◆ **PROBLEM STATEMENT**
Output all entries precisely.

[Component data from apps and pages]
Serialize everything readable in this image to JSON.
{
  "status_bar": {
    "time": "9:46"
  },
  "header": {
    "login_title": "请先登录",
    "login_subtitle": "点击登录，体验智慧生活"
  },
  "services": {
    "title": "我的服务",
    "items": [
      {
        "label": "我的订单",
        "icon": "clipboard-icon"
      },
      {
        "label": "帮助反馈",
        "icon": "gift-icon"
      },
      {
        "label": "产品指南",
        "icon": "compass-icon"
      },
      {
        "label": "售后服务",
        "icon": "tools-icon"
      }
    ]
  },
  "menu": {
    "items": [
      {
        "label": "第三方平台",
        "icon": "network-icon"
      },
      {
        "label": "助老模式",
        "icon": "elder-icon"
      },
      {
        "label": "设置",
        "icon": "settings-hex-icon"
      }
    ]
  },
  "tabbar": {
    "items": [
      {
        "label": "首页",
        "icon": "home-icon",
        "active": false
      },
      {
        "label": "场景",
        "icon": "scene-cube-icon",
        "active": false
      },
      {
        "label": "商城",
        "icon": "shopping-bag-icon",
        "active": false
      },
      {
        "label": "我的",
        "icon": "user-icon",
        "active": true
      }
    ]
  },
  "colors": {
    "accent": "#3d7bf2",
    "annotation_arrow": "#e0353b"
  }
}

◆ **TASK SOLUTION**
Serialize everything readable in this image to JSON.
{
  "status_bar": {
    "time": "9:46"
  },
  "header": {
    "login_title": "请先登录",
    "login_subtitle": "点击登录，体验智慧生活"
  },
  "services": {
    "title": "我的服务",
    "items": [
      {
        "label": "我的订单",
        "icon": "clipboard-icon"
      },
      {
        "label": "帮助反馈",
        "icon": "gift-icon"
      },
      {
        "label": "产品指南",
        "icon": "compass-icon"
      },
      {
        "label": "售后服务",
        "icon": "tools-icon"
      }
    ]
  },
  "menu": {
    "items": [
      {
        "label": "第三方平台",
        "icon": "network-icon"
      },
      {
        "label": "助老模式",
        "icon": "elder-icon"
      },
      {
        "label": "设置",
        "icon": "settings-hex-icon"
      }
    ]
  },
  "tabbar": {
    "items": [
      {
        "label": "首页",
        "icon": "home-icon",
        "active": false
      },
      {
        "label": "场景",
        "icon": "scene-cube-icon",
        "active": false
      },
      {
        "label": "商城",
        "icon": "shopping-bag-icon",
        "active": false
      },
      {
        "label": "我的",
        "icon": "user-icon",
        "active": true
      }
    ]
  },
  "colors": {
    "accent": "#3d7bf2",
    "annotation_arrow": "#e0353b"
  }
}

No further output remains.